The real issue here is that opponents of accessible birth control want to keep sex dangerous, in the hope that danger will discourage girls and women from having sex. This was clear in the debate over the program's funding. “I hear the stories of young girls who are engaged, very prematurely, in sexual activity, and I see firsthand the devastation that happens to them,” Republican state Rep. Kathleen Conti argued. “I'm not accrediting this directly to this program, but I'm saying, while we may be preventing an unwanted pregnancy, at the same time, what are the emotional consequences that could be coming up on the other side?”

Colorado isn't the only state where people are anxious that IUDs might be just too good at preventing teen pregnancy. As Media Matters reported today, controversy is flaring over a Seattle program that allows teen girls to get IUDs and implants from a school-based health center. Fox News' coverage called long-acting contraception “invasive birth control” while host Jedediah Bila called it “an overreach in schools.” Breitbart scared readers about “serious side effects” and warned that the IUDs are “free of charge and free of parental consent.”

Interestingly, a talking point in both the Townhall and Fox News coverage was that it's outrageous that kids can't buy sodas at school but they can get IUDs. What is this world coming to when we try to help our kids avoid sugary crap and unwanted pregnancies?

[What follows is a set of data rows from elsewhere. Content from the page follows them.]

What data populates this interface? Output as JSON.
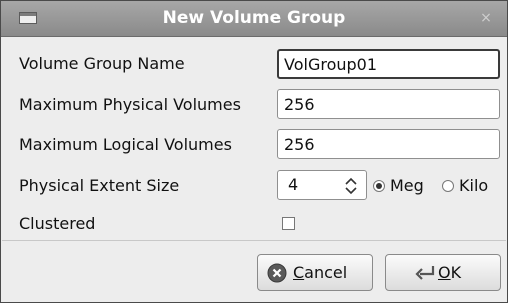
{
  "window": {
    "title": "New Volume Group",
    "close_glyph": "×"
  },
  "form": {
    "name_label": "Volume Group Name",
    "name_value": "VolGroup01",
    "max_pv_label": "Maximum Physical Volumes",
    "max_pv_value": "256",
    "max_lv_label": "Maximum Logical Volumes",
    "max_lv_value": "256",
    "extent_label": "Physical Extent Size",
    "extent_value": "4",
    "unit_options": [
      "Meg",
      "Kilo"
    ],
    "unit_selected": "Meg",
    "clustered_label": "Clustered",
    "clustered_checked": false
  },
  "buttons": {
    "cancel_label": "Cancel",
    "ok_label": "OK"
  },
  "icons": {
    "window_menu": "window-menu-icon",
    "close": "close-icon",
    "spin": "spin-up-down-icon",
    "cancel": "cancel-icon",
    "ok": "ok-icon"
  }
}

Next you're going to tell me that we also want them to wash their hands and wear seatbelts.